**Exercise:**
Which lines below contain "waveform"? Copy every one of them.

**Task inputs:**
╭──
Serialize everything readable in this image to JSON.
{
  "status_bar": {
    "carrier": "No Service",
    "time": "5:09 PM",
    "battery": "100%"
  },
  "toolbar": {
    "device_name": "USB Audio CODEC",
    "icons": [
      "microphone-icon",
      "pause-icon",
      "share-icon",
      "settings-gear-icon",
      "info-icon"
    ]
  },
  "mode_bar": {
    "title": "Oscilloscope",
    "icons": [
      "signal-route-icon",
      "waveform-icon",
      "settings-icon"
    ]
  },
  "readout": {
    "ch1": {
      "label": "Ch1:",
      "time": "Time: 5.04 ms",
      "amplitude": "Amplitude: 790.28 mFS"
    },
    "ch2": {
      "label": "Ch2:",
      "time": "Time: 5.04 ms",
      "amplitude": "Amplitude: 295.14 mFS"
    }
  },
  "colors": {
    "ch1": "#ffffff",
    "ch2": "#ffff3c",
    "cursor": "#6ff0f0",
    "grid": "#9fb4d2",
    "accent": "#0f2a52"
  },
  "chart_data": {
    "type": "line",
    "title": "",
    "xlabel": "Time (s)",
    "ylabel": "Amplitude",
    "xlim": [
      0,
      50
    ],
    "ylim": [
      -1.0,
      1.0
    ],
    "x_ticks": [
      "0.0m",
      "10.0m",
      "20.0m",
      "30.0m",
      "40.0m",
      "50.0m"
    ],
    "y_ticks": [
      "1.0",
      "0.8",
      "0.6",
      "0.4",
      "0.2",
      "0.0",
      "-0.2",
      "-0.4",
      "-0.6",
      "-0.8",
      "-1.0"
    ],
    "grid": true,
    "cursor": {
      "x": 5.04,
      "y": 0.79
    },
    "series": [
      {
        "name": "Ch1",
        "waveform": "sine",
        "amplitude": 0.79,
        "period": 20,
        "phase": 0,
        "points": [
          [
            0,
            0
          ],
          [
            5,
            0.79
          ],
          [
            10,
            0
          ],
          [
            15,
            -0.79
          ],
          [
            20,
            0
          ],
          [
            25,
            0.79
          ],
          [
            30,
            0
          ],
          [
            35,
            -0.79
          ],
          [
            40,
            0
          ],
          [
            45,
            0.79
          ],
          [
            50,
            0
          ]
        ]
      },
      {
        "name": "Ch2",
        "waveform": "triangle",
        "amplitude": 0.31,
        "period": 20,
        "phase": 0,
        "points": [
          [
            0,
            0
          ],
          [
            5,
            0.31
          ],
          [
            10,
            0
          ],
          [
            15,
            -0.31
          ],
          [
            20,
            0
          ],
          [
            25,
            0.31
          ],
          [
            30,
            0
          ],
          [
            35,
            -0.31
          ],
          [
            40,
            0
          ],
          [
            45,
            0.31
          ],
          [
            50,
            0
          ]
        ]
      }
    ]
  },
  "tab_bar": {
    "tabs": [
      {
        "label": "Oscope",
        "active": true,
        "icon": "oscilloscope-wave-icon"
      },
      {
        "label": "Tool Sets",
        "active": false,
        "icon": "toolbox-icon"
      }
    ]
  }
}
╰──
**Exercise answer:**
      "waveform-icon",
        "waveform": "sine",
        "waveform": "triangle",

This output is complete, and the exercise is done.